*Your task*: The answer must be every line of the records below that contains the word "Termín".

BEGIN Dataset excerpts

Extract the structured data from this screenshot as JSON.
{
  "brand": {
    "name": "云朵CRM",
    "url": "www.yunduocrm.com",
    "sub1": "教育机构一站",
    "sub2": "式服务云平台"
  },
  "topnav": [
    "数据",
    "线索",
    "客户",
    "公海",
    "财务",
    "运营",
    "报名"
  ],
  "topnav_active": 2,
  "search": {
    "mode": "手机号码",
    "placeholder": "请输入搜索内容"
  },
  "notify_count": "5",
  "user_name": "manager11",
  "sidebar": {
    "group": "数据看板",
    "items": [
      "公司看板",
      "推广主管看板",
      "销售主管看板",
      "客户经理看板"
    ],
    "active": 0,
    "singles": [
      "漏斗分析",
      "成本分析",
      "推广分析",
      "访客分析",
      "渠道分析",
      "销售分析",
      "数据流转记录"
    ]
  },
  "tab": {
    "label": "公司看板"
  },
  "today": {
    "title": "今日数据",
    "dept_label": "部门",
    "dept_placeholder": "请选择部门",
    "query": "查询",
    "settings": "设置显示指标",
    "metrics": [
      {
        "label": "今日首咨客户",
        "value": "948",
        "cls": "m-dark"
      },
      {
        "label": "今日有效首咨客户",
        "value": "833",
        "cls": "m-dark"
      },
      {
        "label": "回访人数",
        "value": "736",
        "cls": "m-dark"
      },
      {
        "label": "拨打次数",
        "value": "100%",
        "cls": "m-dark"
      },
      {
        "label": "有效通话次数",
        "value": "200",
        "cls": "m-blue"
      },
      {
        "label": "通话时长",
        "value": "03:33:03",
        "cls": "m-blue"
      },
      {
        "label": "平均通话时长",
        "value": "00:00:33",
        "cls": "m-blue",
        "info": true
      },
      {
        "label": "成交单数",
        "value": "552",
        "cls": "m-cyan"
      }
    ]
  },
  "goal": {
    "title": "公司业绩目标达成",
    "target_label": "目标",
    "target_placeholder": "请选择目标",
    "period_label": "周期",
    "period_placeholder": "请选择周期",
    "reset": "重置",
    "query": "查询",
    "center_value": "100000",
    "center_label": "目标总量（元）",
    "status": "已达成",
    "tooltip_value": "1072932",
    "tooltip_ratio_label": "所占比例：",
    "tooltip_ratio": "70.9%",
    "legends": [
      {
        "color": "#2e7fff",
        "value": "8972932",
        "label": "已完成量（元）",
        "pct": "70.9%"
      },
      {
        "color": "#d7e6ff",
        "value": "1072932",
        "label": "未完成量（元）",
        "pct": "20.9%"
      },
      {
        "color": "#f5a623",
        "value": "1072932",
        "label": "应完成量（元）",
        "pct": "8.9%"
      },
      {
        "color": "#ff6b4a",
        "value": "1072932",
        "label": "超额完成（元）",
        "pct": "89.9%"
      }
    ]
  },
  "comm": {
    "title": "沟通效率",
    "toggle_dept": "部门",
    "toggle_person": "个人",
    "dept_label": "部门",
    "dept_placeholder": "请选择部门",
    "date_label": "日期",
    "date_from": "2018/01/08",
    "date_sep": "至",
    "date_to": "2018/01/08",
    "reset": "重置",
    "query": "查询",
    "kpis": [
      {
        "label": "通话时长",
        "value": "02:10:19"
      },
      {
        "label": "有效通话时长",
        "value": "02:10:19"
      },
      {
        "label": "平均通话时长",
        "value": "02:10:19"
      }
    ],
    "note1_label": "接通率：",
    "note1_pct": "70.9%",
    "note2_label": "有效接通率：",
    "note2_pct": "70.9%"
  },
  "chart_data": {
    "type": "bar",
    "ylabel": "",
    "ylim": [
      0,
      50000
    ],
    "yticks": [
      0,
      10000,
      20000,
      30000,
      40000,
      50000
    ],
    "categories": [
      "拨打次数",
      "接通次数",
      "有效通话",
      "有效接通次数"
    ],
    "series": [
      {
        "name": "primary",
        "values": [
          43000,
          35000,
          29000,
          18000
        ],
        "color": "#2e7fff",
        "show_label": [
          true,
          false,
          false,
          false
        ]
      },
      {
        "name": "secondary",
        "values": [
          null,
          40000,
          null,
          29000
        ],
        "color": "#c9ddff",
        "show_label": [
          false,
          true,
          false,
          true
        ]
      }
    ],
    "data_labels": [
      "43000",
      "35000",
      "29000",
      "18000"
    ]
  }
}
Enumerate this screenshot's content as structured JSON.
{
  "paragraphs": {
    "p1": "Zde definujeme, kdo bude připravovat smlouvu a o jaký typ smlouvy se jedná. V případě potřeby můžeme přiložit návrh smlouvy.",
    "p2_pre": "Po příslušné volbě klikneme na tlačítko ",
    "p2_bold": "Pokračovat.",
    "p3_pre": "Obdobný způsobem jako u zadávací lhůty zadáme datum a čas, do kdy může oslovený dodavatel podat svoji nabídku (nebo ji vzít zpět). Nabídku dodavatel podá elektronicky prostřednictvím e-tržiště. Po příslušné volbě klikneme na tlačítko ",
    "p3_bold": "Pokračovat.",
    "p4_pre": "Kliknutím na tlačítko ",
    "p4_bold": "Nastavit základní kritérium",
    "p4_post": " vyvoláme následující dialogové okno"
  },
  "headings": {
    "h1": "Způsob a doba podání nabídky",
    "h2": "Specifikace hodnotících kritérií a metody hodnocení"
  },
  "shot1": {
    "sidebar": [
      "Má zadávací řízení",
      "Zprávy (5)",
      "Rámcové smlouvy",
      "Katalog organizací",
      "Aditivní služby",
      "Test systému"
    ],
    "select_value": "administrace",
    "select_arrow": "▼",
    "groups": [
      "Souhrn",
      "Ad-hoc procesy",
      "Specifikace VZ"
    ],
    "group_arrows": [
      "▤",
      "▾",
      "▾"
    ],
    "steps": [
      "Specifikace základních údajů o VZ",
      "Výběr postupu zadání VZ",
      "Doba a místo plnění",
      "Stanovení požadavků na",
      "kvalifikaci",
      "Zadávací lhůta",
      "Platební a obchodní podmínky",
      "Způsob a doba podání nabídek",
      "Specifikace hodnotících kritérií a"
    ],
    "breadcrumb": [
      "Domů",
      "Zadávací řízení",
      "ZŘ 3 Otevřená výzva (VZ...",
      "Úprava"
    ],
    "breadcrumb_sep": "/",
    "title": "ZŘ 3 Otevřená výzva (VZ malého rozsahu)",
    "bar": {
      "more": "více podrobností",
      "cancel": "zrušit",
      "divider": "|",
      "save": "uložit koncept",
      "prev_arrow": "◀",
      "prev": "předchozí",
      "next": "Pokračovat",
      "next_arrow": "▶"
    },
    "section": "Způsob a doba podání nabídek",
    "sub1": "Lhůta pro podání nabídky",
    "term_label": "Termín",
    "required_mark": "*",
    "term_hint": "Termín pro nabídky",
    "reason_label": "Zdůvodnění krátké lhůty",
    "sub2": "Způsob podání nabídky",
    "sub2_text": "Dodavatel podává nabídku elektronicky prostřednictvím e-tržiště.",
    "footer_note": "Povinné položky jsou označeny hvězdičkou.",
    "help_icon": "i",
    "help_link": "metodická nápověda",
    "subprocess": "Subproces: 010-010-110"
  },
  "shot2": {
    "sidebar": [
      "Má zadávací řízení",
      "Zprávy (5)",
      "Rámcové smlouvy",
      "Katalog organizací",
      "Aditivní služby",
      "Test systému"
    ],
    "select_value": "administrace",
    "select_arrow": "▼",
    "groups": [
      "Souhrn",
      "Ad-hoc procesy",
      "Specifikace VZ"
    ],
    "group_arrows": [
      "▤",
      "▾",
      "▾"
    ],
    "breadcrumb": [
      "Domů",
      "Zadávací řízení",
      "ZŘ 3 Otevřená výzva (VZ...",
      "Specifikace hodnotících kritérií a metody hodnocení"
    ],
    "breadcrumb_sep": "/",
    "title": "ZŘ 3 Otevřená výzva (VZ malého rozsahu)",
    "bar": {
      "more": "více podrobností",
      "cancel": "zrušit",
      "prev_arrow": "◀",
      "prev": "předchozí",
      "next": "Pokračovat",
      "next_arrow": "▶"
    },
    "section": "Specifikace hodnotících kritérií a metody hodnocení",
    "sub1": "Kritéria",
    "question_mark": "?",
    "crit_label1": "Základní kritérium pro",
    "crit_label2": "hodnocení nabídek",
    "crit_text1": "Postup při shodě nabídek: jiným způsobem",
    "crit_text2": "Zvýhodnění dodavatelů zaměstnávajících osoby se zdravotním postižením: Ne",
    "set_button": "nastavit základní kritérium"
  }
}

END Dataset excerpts

*Answer section*:
    "term_label": "Termín",
    "term_hint": "Termín pro nabídky",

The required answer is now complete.